-- Exercise prompt --
Your answer is the line containing "Enumerate this screenshot's" plus every line after it through the end of the records, printed exactly and free of pictures.

-- Material provided --
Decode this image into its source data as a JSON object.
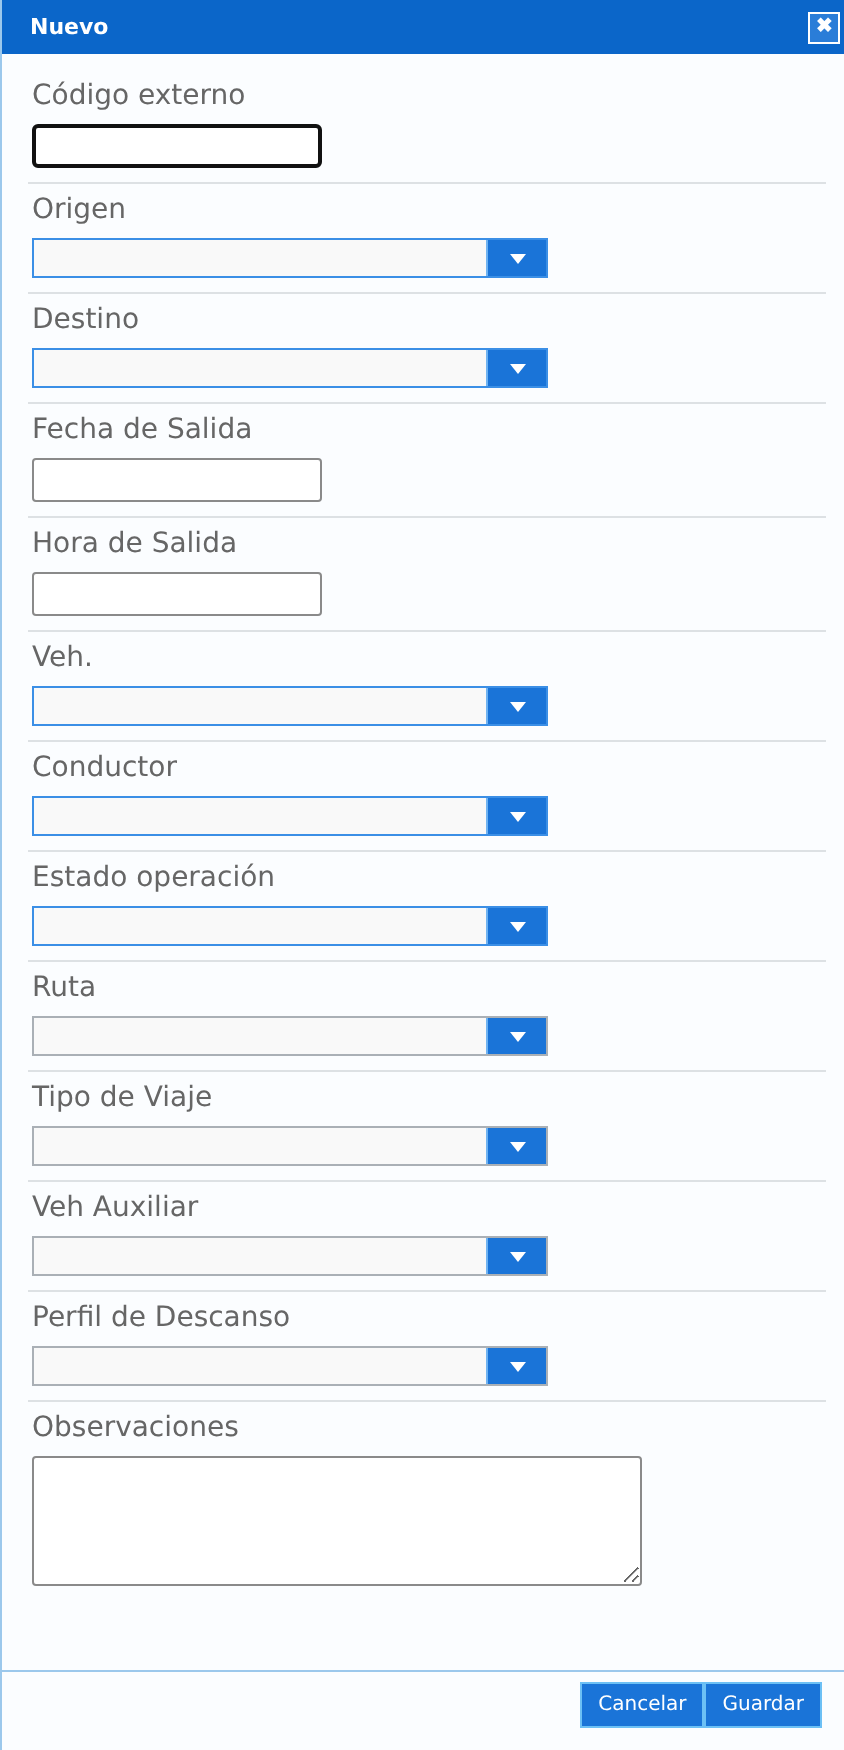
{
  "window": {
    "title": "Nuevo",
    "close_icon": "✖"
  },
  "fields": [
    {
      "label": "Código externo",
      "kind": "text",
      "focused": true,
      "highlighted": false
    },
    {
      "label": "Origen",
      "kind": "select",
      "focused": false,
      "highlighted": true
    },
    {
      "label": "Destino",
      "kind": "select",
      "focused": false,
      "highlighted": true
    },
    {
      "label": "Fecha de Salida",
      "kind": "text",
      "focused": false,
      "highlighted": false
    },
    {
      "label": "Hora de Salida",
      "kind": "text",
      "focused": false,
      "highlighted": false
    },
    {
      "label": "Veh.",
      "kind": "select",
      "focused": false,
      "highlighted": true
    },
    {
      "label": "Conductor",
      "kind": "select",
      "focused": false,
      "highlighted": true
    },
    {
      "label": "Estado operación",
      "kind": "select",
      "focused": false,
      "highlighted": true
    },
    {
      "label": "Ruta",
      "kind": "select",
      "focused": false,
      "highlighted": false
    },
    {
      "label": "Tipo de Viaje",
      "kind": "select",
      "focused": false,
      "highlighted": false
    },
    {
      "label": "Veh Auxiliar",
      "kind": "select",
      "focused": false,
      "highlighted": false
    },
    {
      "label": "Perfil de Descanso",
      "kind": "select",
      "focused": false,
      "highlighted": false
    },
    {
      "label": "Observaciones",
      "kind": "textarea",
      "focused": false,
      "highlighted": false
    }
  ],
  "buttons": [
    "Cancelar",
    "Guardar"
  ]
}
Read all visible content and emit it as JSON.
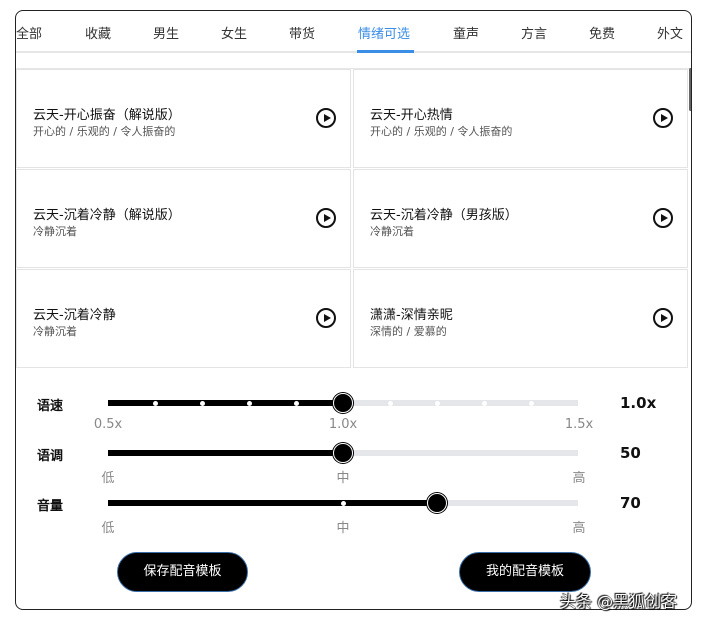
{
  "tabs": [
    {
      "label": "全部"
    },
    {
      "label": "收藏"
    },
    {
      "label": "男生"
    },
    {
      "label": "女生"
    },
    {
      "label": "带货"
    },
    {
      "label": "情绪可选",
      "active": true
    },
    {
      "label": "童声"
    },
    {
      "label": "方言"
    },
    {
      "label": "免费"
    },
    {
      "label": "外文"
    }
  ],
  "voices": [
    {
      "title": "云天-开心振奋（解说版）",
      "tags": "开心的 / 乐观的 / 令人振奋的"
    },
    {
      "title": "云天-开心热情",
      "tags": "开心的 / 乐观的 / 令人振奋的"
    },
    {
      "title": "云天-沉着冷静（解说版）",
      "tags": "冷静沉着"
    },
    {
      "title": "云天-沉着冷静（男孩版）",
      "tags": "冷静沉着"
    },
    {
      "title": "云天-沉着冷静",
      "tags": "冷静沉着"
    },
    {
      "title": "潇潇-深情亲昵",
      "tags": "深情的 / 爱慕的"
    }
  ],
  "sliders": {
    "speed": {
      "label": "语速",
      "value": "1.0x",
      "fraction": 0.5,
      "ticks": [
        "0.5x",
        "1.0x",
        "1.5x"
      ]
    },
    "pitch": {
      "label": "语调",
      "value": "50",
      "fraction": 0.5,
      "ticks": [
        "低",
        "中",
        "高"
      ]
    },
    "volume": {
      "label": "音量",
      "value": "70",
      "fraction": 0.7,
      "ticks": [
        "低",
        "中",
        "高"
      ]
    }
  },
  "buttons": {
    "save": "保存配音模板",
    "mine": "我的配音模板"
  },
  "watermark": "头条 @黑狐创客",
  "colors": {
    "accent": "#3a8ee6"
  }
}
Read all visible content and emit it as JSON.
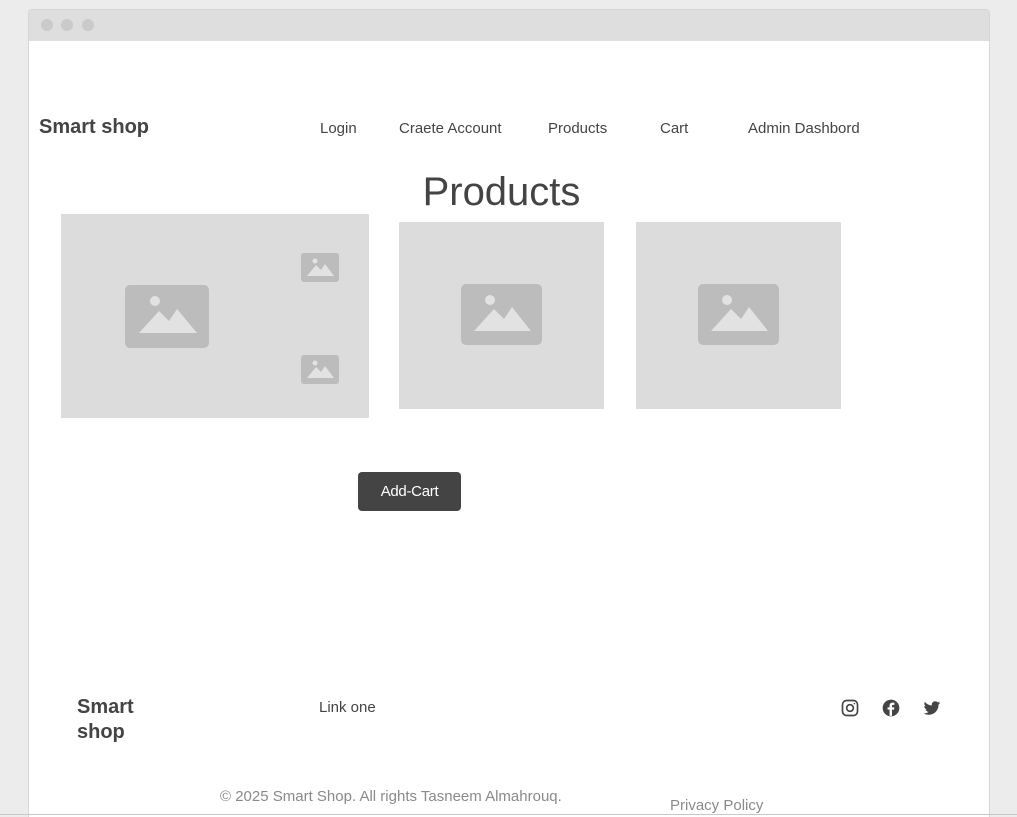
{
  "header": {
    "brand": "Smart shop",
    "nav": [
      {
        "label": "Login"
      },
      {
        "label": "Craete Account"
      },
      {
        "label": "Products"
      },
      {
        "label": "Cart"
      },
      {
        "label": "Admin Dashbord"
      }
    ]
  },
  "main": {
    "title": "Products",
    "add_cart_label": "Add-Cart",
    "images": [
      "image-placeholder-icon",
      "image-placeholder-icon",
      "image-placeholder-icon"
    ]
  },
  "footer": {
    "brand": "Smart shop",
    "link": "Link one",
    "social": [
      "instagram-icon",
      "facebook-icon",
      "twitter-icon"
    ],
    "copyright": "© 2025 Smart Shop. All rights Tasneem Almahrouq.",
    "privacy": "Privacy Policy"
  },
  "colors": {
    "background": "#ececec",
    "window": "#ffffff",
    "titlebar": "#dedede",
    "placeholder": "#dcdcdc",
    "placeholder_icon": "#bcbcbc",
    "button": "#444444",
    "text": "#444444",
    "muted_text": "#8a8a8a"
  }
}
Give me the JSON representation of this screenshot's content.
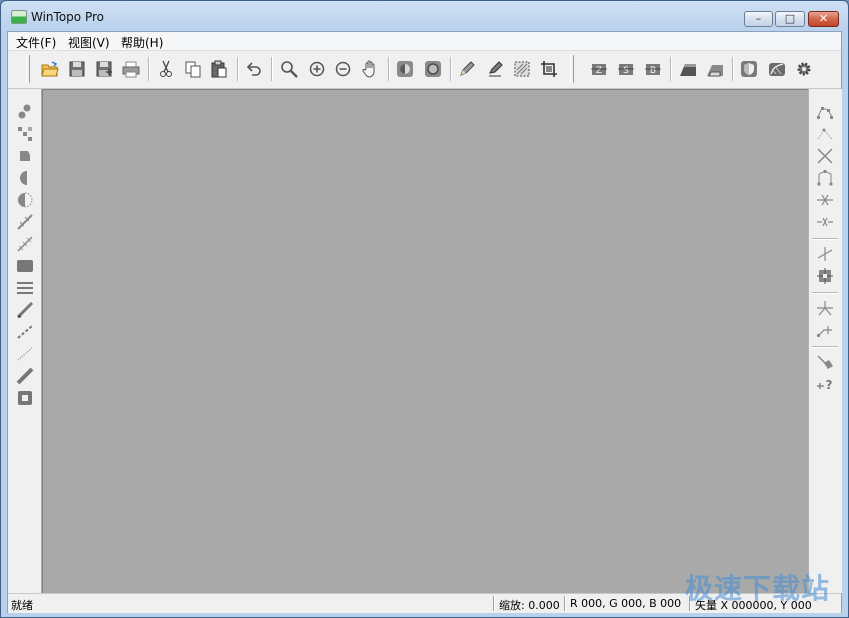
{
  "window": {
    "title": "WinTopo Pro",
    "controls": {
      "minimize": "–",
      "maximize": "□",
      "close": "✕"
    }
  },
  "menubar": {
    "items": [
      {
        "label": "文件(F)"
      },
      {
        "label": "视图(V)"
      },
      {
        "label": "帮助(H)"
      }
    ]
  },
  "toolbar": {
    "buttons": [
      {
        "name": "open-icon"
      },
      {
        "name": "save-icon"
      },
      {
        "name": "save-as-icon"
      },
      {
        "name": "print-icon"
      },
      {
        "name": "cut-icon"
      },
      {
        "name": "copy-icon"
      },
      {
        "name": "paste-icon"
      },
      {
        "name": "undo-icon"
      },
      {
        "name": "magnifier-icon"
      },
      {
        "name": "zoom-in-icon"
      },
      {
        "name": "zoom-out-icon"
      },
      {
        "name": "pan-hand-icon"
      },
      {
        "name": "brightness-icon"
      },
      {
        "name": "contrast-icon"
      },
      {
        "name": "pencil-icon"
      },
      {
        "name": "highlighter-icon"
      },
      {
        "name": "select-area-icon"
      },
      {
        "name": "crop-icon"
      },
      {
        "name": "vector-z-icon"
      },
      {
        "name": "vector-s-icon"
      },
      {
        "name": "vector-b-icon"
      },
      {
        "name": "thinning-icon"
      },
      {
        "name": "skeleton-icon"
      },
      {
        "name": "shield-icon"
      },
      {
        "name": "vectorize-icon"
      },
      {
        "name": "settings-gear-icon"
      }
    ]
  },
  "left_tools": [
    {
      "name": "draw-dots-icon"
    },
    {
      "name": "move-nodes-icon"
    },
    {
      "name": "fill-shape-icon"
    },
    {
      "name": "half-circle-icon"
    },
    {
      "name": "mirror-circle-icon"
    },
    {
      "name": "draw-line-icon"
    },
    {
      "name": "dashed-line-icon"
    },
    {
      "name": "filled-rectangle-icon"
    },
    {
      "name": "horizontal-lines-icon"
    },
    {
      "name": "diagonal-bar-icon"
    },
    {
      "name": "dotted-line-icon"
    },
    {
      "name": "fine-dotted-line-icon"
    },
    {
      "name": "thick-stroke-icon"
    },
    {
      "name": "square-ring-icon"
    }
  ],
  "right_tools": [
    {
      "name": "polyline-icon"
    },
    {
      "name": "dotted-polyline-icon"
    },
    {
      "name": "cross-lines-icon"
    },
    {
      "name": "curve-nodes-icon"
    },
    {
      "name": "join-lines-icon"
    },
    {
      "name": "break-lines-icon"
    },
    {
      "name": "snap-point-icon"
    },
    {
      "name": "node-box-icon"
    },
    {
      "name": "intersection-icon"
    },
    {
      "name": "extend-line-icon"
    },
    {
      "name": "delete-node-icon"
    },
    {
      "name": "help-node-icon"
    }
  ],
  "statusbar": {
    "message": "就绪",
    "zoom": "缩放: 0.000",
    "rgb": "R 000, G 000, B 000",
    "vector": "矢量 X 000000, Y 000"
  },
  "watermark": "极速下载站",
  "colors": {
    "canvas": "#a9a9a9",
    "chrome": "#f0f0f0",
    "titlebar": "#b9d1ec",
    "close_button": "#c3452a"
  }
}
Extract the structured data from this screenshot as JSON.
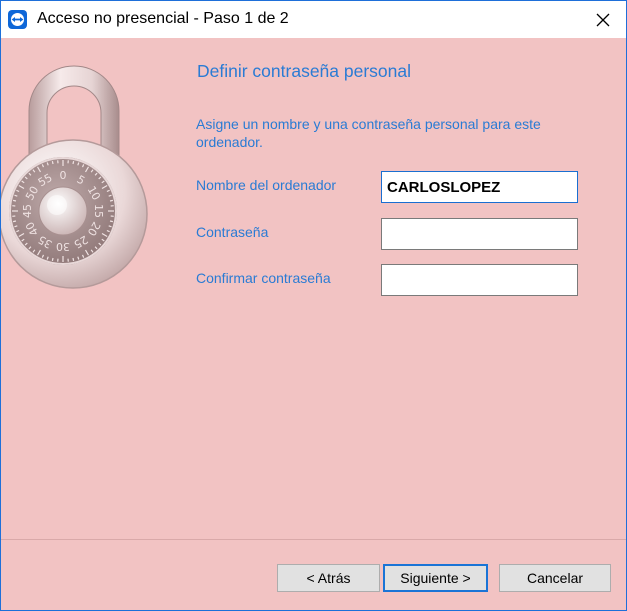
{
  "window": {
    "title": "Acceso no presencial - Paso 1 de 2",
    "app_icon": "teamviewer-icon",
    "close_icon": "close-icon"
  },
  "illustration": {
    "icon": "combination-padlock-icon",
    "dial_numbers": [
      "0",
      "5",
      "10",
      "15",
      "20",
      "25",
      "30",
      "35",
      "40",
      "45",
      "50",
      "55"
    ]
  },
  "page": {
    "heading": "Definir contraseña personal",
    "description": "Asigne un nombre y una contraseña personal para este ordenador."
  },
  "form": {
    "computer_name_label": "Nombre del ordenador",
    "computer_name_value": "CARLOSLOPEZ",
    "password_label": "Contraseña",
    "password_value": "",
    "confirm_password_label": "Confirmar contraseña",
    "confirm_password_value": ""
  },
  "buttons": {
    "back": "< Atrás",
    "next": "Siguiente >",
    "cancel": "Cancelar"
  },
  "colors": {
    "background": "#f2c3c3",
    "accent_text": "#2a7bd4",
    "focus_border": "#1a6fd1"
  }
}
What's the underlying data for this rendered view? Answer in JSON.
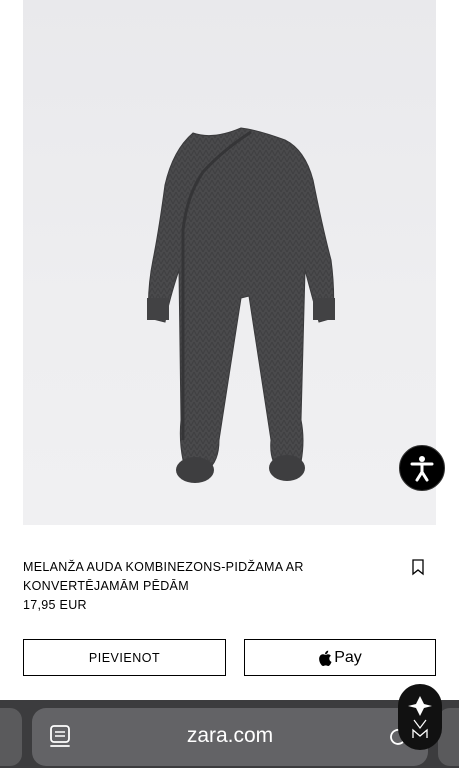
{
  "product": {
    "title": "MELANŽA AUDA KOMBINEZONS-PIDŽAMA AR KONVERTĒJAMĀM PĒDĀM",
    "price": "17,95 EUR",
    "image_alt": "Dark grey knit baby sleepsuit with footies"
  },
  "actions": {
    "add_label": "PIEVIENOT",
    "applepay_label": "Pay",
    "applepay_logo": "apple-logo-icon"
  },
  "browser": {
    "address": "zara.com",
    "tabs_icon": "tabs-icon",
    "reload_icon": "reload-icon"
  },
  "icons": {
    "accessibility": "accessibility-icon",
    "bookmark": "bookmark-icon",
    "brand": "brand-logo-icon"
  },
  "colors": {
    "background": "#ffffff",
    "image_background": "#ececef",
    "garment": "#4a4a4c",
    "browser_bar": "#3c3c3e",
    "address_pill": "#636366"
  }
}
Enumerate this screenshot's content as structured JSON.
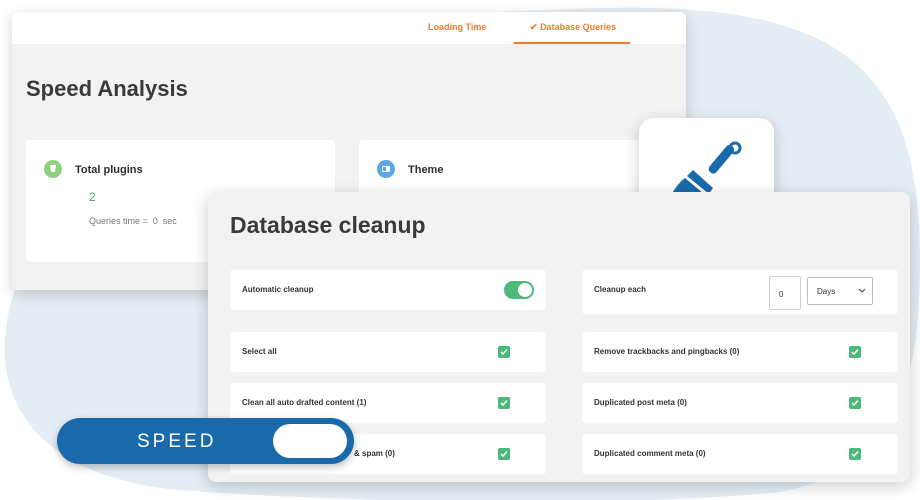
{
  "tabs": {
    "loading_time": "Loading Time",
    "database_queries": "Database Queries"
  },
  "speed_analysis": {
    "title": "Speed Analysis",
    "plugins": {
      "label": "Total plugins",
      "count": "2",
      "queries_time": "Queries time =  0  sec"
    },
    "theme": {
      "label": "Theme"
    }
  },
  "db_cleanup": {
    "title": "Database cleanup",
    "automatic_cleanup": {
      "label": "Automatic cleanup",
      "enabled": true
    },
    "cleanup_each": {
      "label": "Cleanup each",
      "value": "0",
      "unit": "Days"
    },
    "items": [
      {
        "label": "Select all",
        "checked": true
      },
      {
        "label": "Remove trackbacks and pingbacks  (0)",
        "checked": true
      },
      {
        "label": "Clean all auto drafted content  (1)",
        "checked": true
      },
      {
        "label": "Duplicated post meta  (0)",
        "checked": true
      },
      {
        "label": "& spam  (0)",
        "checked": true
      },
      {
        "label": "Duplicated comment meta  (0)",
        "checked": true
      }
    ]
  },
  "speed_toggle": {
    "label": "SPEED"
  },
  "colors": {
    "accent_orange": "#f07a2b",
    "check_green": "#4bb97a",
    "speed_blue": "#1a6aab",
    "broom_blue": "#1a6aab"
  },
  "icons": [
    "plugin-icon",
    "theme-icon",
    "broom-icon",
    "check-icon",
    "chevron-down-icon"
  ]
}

-- Output for this task --
Enumerate this screenshot's content as structured JSON.
{
  "tabs": {
    "loading_time": "Loading Time",
    "database_queries": "Database Queries"
  },
  "speed_analysis": {
    "title": "Speed Analysis",
    "plugins": {
      "label": "Total plugins",
      "count": "2",
      "queries_time": "Queries time =  0  sec"
    },
    "theme": {
      "label": "Theme"
    }
  },
  "db_cleanup": {
    "title": "Database cleanup",
    "automatic_cleanup": {
      "label": "Automatic cleanup",
      "enabled": true
    },
    "cleanup_each": {
      "label": "Cleanup each",
      "value": "0",
      "unit": "Days"
    },
    "items": [
      {
        "label": "Select all",
        "checked": true
      },
      {
        "label": "Remove trackbacks and pingbacks  (0)",
        "checked": true
      },
      {
        "label": "Clean all auto drafted content  (1)",
        "checked": true
      },
      {
        "label": "Duplicated post meta  (0)",
        "checked": true
      },
      {
        "label": "& spam  (0)",
        "checked": true
      },
      {
        "label": "Duplicated comment meta  (0)",
        "checked": true
      }
    ]
  },
  "speed_toggle": {
    "label": "SPEED"
  },
  "colors": {
    "accent_orange": "#f07a2b",
    "check_green": "#4bb97a",
    "speed_blue": "#1a6aab",
    "broom_blue": "#1a6aab"
  },
  "icons": [
    "plugin-icon",
    "theme-icon",
    "broom-icon",
    "check-icon",
    "chevron-down-icon"
  ]
}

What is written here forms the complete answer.